Seeking professional help
Here’s a wild idea, courtesy of the Orlando Sentinel — why not consider offering some space to professional news organizations inside your newsroom or department?
Some of you already do, of course — you might have an NPR affiliate on campus, or you share space with a wire service, or you’ve conceived of another unique collaboration.
Sure, it’s a little unsettling to hear about news organizations increasingly selling or moving out of their longtime homes to save money or downsize. But perhaps there’s a silver lining — an opportunity for your department or student media organization to build on networking capital, especially if you can get your university on board.
Look for a quiet space that gets good internet and could be used for Zoom or in-person interviews, but don’t make it so far out of the way that students wouldn’t be able to see the pros at work. Think about nearby parking for personal vehicles and even satellite trucks.
Then communicate its availability to your network (especially on social), and encourage your students to do the same.
Do you already work with a professional news agency with space on campus? Let me know how that works and I’ll attempt to share it in a future newsletter. Until then, carry on my wayward ones. The semester’s end draws near!
An update on Poynter’s Diversity Across the Curriculum
Thanks to the many, many of you who applied for Diversity Across the Curriculum. We had vastly more applicants than seats available, which tells us that there’s a real need for this teaching and that we need to continue to offer it in the future. Stay tuned for information about a fall cohort as we look at ways to help programs embrace real diversity, equity and inclusion.
In the meantime, Teachapalooza is coming up June 4-5. This affordable, two-day virtual event is designed to help college journalism educators catch up, power up and reignite their passion for teaching. If you’ve never attended, this is the year! And to our repeat customers, we look forward to convening with you again.
Story idea alert!
Have you heard of transcript ransom? Check out this piece from The Hechinger Report: Colleges are withholding transcripts and degrees from millions over unpaid bills. Here’s the gut-punching pull quote: “Nationwide, 6.6 million students can’t obtain their transcripts from public and private colleges and universities that block them from access for having unpaid balances as low as $25 or less.” Is this happening at your school? This seems like the kind of story in which once you find sources, they would be more than happy to talk. The more outrageous the hold, the better the story!
New newsletter alert!
I’m really excited about this new newsletter from Poynter for journalists of color. I hope you’ll subscribe, but more importantly, I hope you’ll share it with the student journalists of color you work with as a way to remind them that you see them and you support them.
Tip sheet alert!

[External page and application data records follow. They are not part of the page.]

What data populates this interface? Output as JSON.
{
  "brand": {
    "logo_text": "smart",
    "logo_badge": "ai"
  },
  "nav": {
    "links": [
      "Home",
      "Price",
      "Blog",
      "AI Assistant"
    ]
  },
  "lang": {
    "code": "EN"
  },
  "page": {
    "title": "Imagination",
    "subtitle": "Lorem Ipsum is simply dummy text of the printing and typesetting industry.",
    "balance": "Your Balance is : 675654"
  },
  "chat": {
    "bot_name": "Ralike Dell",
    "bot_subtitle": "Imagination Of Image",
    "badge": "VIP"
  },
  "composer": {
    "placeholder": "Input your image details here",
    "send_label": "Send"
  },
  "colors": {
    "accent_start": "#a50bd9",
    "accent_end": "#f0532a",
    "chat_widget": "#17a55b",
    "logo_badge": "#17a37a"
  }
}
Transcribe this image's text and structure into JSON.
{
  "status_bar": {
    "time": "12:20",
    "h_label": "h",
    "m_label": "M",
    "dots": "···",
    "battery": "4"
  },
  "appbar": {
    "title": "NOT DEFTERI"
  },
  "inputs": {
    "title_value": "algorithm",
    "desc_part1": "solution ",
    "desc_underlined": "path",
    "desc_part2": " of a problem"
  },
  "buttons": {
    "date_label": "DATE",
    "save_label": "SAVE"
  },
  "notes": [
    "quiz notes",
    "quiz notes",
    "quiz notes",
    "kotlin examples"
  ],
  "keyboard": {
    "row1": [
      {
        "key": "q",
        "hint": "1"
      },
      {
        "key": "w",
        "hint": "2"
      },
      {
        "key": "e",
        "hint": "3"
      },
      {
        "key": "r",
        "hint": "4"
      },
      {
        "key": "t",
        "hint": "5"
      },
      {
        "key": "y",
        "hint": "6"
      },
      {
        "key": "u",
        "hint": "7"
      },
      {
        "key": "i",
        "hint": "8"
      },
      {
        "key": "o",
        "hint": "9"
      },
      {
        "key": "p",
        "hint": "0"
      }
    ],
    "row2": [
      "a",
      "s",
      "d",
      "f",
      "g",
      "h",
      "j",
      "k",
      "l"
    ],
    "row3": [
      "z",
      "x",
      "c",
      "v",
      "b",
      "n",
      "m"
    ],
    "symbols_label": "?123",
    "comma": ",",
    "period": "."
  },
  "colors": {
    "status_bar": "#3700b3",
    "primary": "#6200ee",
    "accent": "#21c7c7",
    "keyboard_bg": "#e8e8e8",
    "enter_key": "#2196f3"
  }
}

I came across this tip sheet from the Global Investigative Journalism Network and thought you might find it helpful for your students (I love the international lens this group offers us sometimes myopically American journalists): Tips for Interviewing Victims of Tragedy, Witnesses, and Survivors. One great tip I saw: “Yield control: The interviewee must not feel pressured. Before starting the interview, it’s important to tell them they have control. Inform them that they only have to answer the questions they want to respond to; that they can take a break or to end the interview if they feel overwhelmed; or that they can request that you not reveal potentially risky information. These are their rights.”
Poynter is looking for a part-time editor to help us as we continue to expand editorial operations. We are flexible and expect you to be, too. Experience, excellent writing skills and AP Style chops will help. Maybe you or someone you know would fit the bill?
OK, enough alerts.
Here’s just some good old-fashioned advice as you consider ongoing changes to your print publications, as I’m sure many of you will face this coming semester: Cutting print: Making it work when publishing days must go.
- California State University’s student journalists launched a wire service to share their work with each other. Here’s how they did it. (Nieman Lab)
- In a Back Room, LSU’s Board Pushed for a Sports Shake-Up (Chronicle of Higher Education)
- USC to pay $1.1 billion to settle decades of sex abuse claims against gynecologist (LA Times)
Great journalism to share with your students
- 17 Hours: Chris Nikic’s Ironman Story (video, ESPN)
- NCAA’s message to women’s basketball players: You’re worth less (column, Washington Post)
- Emerson College Journalists Document Use Of Online Sex Work Platforms By Fellow Students (audio, WBUR)
- Biden administration releases video from inside crowded migrant detention facilities (video, ABC)
- Ancestry Brought A Militia Member And Black Lives Matter-Supporter Together As Cousins (audio, NPR)
- Sorrow, hope, rage, pain (photos, Washington Post)
This week’s Professor’s Press Pass
This week, we take a look at the situation that unfolded at Teen Vogue and how a series of youthful (yet racist) tweets derailed a rising Black journalism star. The case study should lead to some robust conversations about responsibility and forgiveness of sins on social media. When, if ever, is the right time to forgive on Twitter?
One last thing
I’m following College Media Madness on Twitter and I have to say it’s a real injection of joy into my day when I see the competition and interaction among the schools, editors and advisers. I hope they raise a lot of money!